One of the key barriers to tamariki Māori maintaining their place within, and connection to, their whānau, hapū and iwi is that whānau are not equipped to participate constructively or effectively in decision-making regarding their tamariki. It falls to legal practitioners and advocates to support and inform whanau of their rights and responsibilities in the legal system. This project will create digital content to educate and strengthen the knowledge and skills of legal practitioners and social service providers that work with whanau. This legal information and training is designed to support lawyers and iwi providers to ensure whānau are informed and can actively engage with the care and protection process, including within the Family Court.
$50,000 over six months
About Te Korimako Legal Education
Established in 2017, Te Korimako is an initiative to train and educate Iwi, legal and social service providers to assist whānau who come to the attention of Oranga Tamariki to participate in the care and protection process, including within the Family Court.
For more information see the Te Korimako Legal Education Facebook page.
Tania Williams Blyth is of Ngāti Pukenga and Te Arawa (Tapuika and Waitaha) descent.
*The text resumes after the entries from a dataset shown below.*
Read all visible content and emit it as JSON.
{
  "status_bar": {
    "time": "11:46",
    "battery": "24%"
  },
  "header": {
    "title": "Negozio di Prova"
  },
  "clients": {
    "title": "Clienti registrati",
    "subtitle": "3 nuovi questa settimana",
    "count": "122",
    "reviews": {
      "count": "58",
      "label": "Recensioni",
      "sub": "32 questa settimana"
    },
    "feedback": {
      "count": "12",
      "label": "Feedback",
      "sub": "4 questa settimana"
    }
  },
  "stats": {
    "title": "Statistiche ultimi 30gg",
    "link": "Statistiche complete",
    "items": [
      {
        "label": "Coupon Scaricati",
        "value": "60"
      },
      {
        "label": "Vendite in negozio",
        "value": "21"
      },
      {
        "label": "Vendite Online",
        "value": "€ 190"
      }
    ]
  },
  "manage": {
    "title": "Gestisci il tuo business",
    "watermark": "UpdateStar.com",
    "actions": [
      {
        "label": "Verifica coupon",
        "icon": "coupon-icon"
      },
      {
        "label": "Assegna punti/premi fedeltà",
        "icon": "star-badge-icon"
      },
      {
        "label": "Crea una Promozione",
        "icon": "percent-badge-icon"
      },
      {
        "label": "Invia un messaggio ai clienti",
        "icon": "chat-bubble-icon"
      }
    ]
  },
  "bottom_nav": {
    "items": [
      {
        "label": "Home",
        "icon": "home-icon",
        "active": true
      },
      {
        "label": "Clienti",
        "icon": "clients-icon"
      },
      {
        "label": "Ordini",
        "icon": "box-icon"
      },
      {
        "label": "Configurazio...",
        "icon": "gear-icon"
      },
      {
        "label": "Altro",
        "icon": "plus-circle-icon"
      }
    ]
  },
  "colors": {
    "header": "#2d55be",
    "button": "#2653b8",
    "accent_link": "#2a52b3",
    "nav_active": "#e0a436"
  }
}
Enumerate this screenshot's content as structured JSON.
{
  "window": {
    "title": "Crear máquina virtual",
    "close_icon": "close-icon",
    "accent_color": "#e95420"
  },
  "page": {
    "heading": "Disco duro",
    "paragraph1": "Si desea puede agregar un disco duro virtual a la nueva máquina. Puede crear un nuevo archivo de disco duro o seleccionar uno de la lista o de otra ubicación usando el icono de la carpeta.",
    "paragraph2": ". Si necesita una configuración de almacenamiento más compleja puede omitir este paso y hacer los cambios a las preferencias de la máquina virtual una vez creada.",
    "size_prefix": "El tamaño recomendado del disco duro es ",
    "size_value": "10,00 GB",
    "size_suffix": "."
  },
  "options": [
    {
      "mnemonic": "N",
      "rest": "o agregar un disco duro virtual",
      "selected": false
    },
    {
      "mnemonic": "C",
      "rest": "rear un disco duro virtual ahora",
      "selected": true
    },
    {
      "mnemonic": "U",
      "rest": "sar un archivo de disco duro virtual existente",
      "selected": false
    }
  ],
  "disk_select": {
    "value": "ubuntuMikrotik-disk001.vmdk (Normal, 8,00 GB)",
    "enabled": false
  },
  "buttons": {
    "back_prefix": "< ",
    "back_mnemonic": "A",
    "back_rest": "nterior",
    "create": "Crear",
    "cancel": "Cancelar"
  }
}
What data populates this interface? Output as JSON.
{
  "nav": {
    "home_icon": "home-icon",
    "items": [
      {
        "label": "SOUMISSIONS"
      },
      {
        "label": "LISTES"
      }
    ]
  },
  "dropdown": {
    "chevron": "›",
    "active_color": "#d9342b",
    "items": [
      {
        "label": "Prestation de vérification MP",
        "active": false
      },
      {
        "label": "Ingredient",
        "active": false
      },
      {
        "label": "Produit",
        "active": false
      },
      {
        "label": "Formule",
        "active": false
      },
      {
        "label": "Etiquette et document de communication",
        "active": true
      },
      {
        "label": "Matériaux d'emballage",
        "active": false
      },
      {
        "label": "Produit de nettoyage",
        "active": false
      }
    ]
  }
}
She is a senior family lawyer who has appeared as counsel in the Family Court since 1999. She has carried out research in relation to whānau experience of involvement with Oranga Tamariki as well as whānau experience of care and protection proceedings in the Family Court.
The Te Korimako Legal Education kaupapa is supported by and delivered with the assistance of Family Court judges, legal practitioners, advocates and academics.